Patrick White Australian novelist and winner of the 1973 Nobel Prize for Literature.

The mystic and the schizophrenic find themselves…

“The mystic and the schizophrenic find themselves in the same ocean, but whereas the mystic swims, the schizophrenic drowns.” -R.D.Laing

“The problem with which you are faced is…

“The problem with which you are faced is one which concerns and seriously puzzles many of our present-day youth. How to attain spirituality is indeed a question to which every young man and woman must sooner or later try to find a satisfactory answer. It is precisely because no such satisfactory answer has been given or found, that the modern youth finds itself bewildered, and is being consequently carried away by the materialistic forces that are so powerfully undermining the foundations of man’s moral and spiritual life.

“Indeed the chief reason for the evils now rampant in society is the lack of spirituality. The materialistic civilization of our age has so much absorbed the energy and interest of mankind that people in general do no longer feel the necessity of raising themselves above the forces and conditions of their daily material existence. There is not sufficient demand for things that we call spiritual to differentiate them from the needs and requirements of our physical existence.
“The universal crisis affecting mankind is, therefore, essentially spiritual in its causes. The spirit of the age, taken on the whole, is irreligious. Man’s outlook on life is too crude and materialistic to enable him to elevate himself into the higher realms of the spirit.
“It is this condition, so sadly morbid, into which society has fallen, that religion seeks to improve and transform. For the core of religious faith is that mystic feeling which unites Man with God. Directives from the Guardian – Shoghi Effendi – India/Hawaii, 1973 edition, pp 86-87

This state of spiritual communion can be brought about and maintained by means of meditation and prayer.

And this is the reason why Bahá’u’lláh has so much stressed the importance of worship. It is not sufficient for a believer merely to accept and observe the teachings. He should, in addition, cultivate the sense of spirituality which he can acquire chiefly by means of prayer. The Bahá’í Faith, like all other Divine Religions, is thus fundamentally mystic in character. Directives from the Guardian.
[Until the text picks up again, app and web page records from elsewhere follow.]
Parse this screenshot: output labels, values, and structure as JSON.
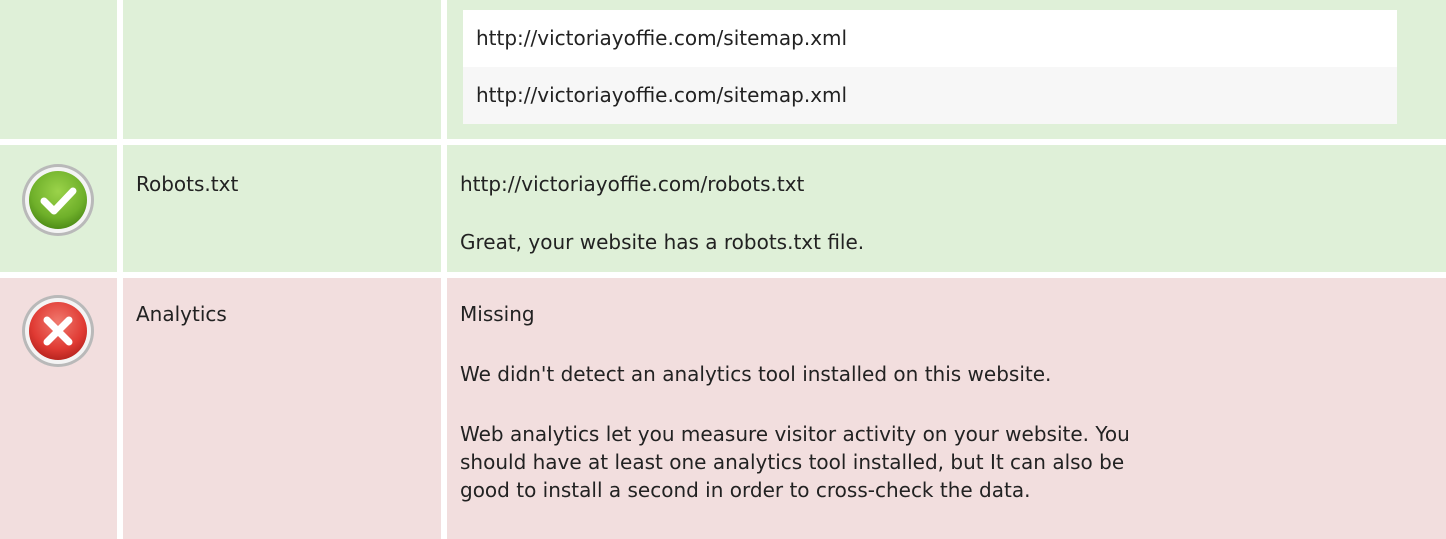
{
  "colors": {
    "pass_background": "#dff0d8",
    "fail_background": "#f2dede",
    "pass_icon": "#6fb02a",
    "fail_icon": "#e03a33"
  },
  "sitemap": {
    "items": [
      "http://victoriayoffie.com/sitemap.xml",
      "http://victoriayoffie.com/sitemap.xml"
    ]
  },
  "robots": {
    "status_icon": "check-icon",
    "label": "Robots.txt",
    "url": "http://victoriayoffie.com/robots.txt",
    "message": "Great, your website has a robots.txt file."
  },
  "analytics": {
    "status_icon": "cross-icon",
    "label": "Analytics",
    "status": "Missing",
    "message": "We didn't detect an analytics tool installed on this website.",
    "description_lines": [
      "Web analytics let you measure visitor activity on your website. You",
      "should have at least one analytics tool installed, but It can also be",
      "good to install a second in order to cross-check the data."
    ]
  }
}
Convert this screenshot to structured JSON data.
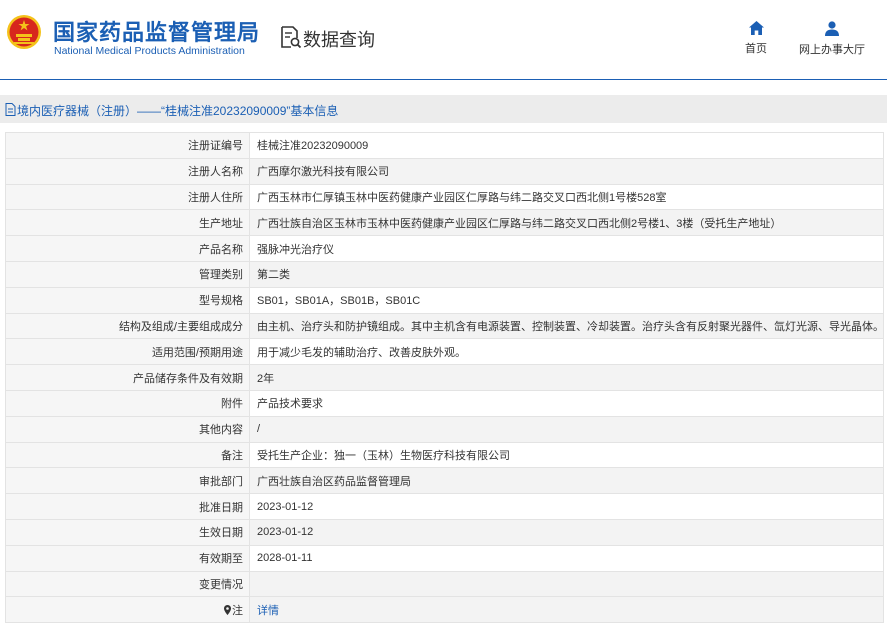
{
  "header": {
    "site_name_cn": "国家药品监督管理局",
    "site_name_en": "National Medical Products Administration",
    "query_title": "数据查询",
    "nav": [
      {
        "label": "首页",
        "icon": "home-icon"
      },
      {
        "label": "网上办事大厅",
        "icon": "user-icon"
      }
    ]
  },
  "breadcrumb": "境内医疗器械（注册）——“桂械注准20232090009”基本信息",
  "colors": {
    "brand_blue": "#1b5fb4",
    "emblem_red": "#d7261d",
    "emblem_gold": "#f4c21a"
  },
  "record": {
    "rows": [
      {
        "label": "注册证编号",
        "value": "桂械注准20232090009"
      },
      {
        "label": "注册人名称",
        "value": "广西摩尔激光科技有限公司"
      },
      {
        "label": "注册人住所",
        "value": "广西玉林市仁厚镇玉林中医药健康产业园区仁厚路与纬二路交叉口西北侧1号楼528室"
      },
      {
        "label": "生产地址",
        "value": "广西壮族自治区玉林市玉林中医药健康产业园区仁厚路与纬二路交叉口西北侧2号楼1、3楼（受托生产地址）"
      },
      {
        "label": "产品名称",
        "value": "强脉冲光治疗仪"
      },
      {
        "label": "管理类别",
        "value": "第二类"
      },
      {
        "label": "型号规格",
        "value": "SB01，SB01A，SB01B，SB01C"
      },
      {
        "label": "结构及组成/主要组成成分",
        "value": "由主机、治疗头和防护镜组成。其中主机含有电源装置、控制装置、冷却装置。治疗头含有反射聚光器件、氙灯光源、导光晶体。"
      },
      {
        "label": "适用范围/预期用途",
        "value": "用于减少毛发的辅助治疗、改善皮肤外观。"
      },
      {
        "label": "产品储存条件及有效期",
        "value": "2年"
      },
      {
        "label": "附件",
        "value": "产品技术要求"
      },
      {
        "label": "其他内容",
        "value": "/"
      },
      {
        "label": "备注",
        "value": "受托生产企业：独一（玉林）生物医疗科技有限公司"
      },
      {
        "label": "审批部门",
        "value": "广西壮族自治区药品监督管理局"
      },
      {
        "label": "批准日期",
        "value": "2023-01-12"
      },
      {
        "label": "生效日期",
        "value": "2023-01-12"
      },
      {
        "label": "有效期至",
        "value": "2028-01-11"
      },
      {
        "label": "变更情况",
        "value": ""
      }
    ],
    "note": {
      "label": "注",
      "value": "详情"
    }
  }
}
Its chief goal is the development of the individual and society, through the acquisition of spiritual virtues and powers. 87 It is the soul of man which has first to be fed. Directives from the Guardian – Shoghi Effendi – India/Hawaii, 1973 edition, pp 86-87

“Laws and institutions, as viewed by Bahá’u’lláh, can become really effective only when our inner spiritual life has been perfected and transformed. Otherwise religion will degenerate into a mere organization, and becomes a dead thing. Directives from the Guardian – Shoghi Effendi – India/Hawaii, 1973 edition, pp 86-87

Directives from the Guardian – Shoghi Effendi – India/Hawaii, 1973 edition, pp 86-87

A Sufi teaching tells of the man who…

A Sufi teaching tells of the man who visited a great mystic to find out how to
let go of his chains of attachment and his prejudices. Instead of answering him
directly, the mystic jumped to his feet and bolted to a nearby pillar, flung
his arms around it, grasping the marble surface as he screamed, “Save me from
this pillar! Save me from this pillar!”

The man who had asked the question could not believe what he saw. He
thought the mystic was mad. The shouting soon brought a crowd of people. “Why
are you doing that?” the man asked. “I came to you to ask a spiritual question
because I thought you were wise, but obviously you’re crazy. *You* are holding
the pillar, the pillar is not holding you. You can simply let go.”

The mystic let go of the pillar and said to the man, “If you can
understand that, you have your answer. Your chains of attachment are not
holding you, you are holding them. You can simply let go.”